Growing onions in Flagstaff isn’t limited to 90 days free of frost and freeze. Onions depend upon the hours of sunlight in a day. The right number of days with enough sunlight start about the Ides of March, the 15th, and this is where the National Weather Service comes in.
Generally, there are two types of onions, short-day, which require 14-16 hours of sunlight a day, and long-day, which require about 10-12. The 36th parallel is the demarcation line used to distinguish short-days from long-days. The 36th parallel runs along the South Rim of the Grand Canyon. Flagstaff sits on the fence between short-day and long-day, horticultural mugwumps with our mugs north of the 36th and our wumps south. So we are left with what some call “intermediate” onions.
The easiest and most productive onions to plant are onion sets, which are really immature onion bulbs. Seeds are chancy. The sets can be purchased locally or online, such as Brown’s of Omaha at www.bopf.com. Plant them about one inch deep and five inches apart. If spring onions are desired, plant them three inches apart, pulling every other one in the spring.
Some of the “intermediate” sweet onions are TX 1015-Y, Super Sweet, and the long-day Walla Walla, which does well for the “intermediates.” If loneliness is not a disadvantage, sweet onions can be eaten raw, like an apple, carrot or tomato, once the outer leaves and dirt have been removed.
Heroically compiled by Mike Staudemaier Jr., Reginald Preston, and Paul Sorenson of the National Weather Service, the memorandum sets out on page 70 the exact facts on hours of sunlight in Flagstaff for every day of the year. This is where a gardener can find March 15 for “intermediate” onions. It also may mean planting onions sets in the dank and drear of mid-March in cold mud mixed with leftover snow.

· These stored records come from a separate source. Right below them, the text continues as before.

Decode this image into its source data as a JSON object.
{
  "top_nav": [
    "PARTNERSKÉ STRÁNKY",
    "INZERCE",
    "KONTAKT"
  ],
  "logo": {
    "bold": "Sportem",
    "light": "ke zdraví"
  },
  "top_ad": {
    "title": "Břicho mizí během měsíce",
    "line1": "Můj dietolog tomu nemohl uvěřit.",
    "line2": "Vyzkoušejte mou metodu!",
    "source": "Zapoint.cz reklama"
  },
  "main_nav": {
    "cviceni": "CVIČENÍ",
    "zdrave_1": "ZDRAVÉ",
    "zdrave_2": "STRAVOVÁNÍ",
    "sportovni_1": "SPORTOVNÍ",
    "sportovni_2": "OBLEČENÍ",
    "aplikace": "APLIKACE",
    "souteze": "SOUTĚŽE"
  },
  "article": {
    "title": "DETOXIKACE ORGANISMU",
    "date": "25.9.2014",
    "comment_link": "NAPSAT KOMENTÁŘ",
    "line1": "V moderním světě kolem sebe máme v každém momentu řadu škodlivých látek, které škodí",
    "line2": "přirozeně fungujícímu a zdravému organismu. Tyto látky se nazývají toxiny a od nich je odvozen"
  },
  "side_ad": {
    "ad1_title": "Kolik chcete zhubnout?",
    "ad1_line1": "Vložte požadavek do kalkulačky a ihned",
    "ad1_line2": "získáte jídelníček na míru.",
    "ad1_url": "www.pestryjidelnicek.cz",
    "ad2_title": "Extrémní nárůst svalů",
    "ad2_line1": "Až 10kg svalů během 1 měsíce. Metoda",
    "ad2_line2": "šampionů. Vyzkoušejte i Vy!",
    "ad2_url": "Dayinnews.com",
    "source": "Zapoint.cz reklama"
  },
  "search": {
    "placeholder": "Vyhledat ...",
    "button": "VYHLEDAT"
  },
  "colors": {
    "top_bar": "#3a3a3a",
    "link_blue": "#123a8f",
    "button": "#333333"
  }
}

But what the (heck)? It means extending the growing season by three months. No pain, no gain.